— Problem requirements —
Lines containing the word "Venta" are to be copied from the data below.

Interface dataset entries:
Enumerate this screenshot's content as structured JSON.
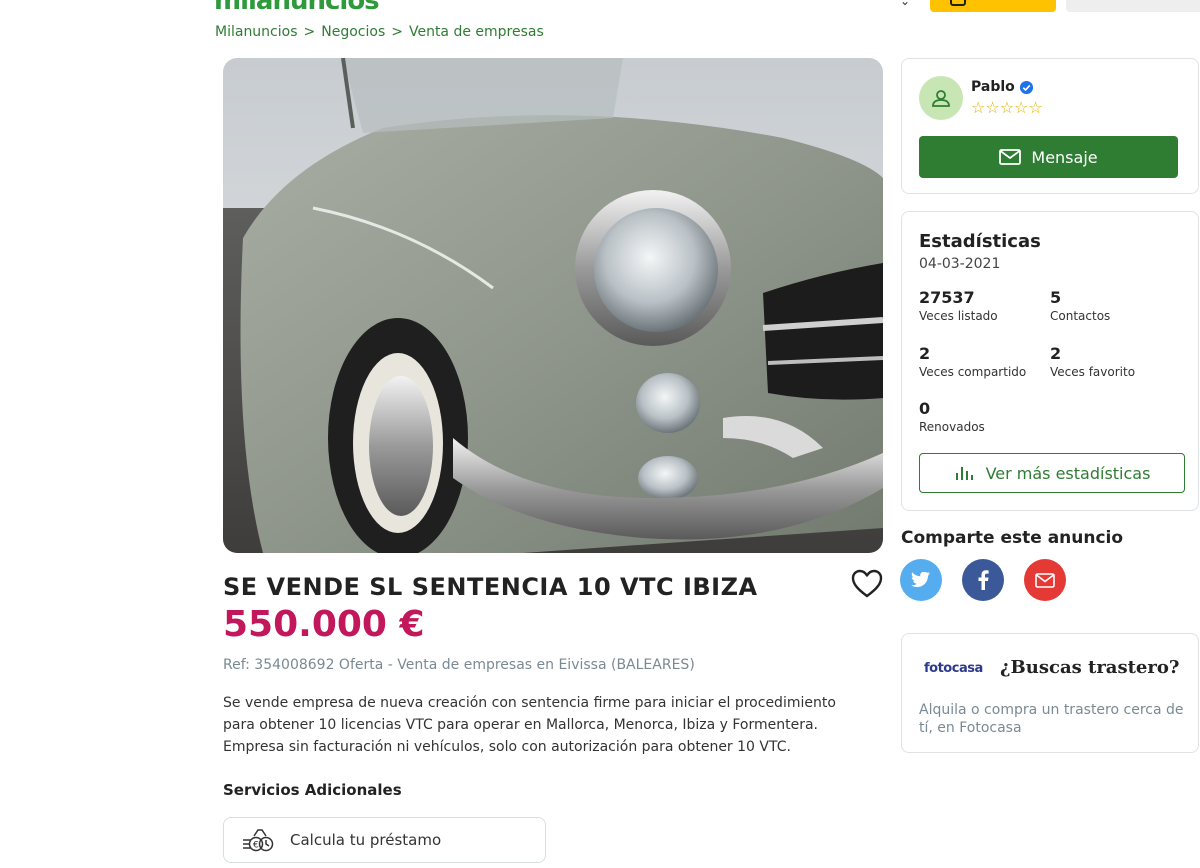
{
  "header": {
    "logo_text": "milanuncios"
  },
  "breadcrumb": [
    "Milanuncios",
    "Negocios",
    "Venta de empresas"
  ],
  "breadcrumb_separator": ">",
  "listing": {
    "title": "SE VENDE SL SENTENCIA 10 VTC IBIZA",
    "price": "550.000 €",
    "ref": "Ref: 354008692 Oferta - Venta de empresas en Eivissa (BALEARES)",
    "description": "Se vende empresa de nueva creación con sentencia firme para iniciar el procedimiento para obtener 10 licencias VTC para operar en Mallorca, Menorca, Ibiza y Formentera. Empresa sin facturación ni vehículos, solo con autorización para obtener 10 VTC.",
    "services_heading": "Servicios Adicionales",
    "loan_button": "Calcula tu préstamo"
  },
  "seller": {
    "name": "Pablo",
    "rating_stars": 0,
    "rating_max": 5,
    "message_button": "Mensaje"
  },
  "stats": {
    "heading": "Estadísticas",
    "date": "04-03-2021",
    "items": [
      {
        "value": "27537",
        "label": "Veces listado"
      },
      {
        "value": "5",
        "label": "Contactos"
      },
      {
        "value": "2",
        "label": "Veces compartido"
      },
      {
        "value": "2",
        "label": "Veces favorito"
      },
      {
        "value": "0",
        "label": "Renovados"
      }
    ],
    "more_button": "Ver más estadísticas"
  },
  "share": {
    "heading": "Comparte este anuncio"
  },
  "ad": {
    "brand": "fotocasa",
    "title": "¿Buscas trastero?",
    "text": "Alquila o compra un trastero cerca de tí, en Fotocasa"
  },
  "colors": {
    "accent_green": "#2e7d32",
    "price": "#c2185b",
    "brand_yellow": "#ffc200"
  }
}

— Output below —
    "Venta de empresas"
    "ref": "Ref: 354008692 Oferta - Venta de empresas en Eivissa (BALEARES)",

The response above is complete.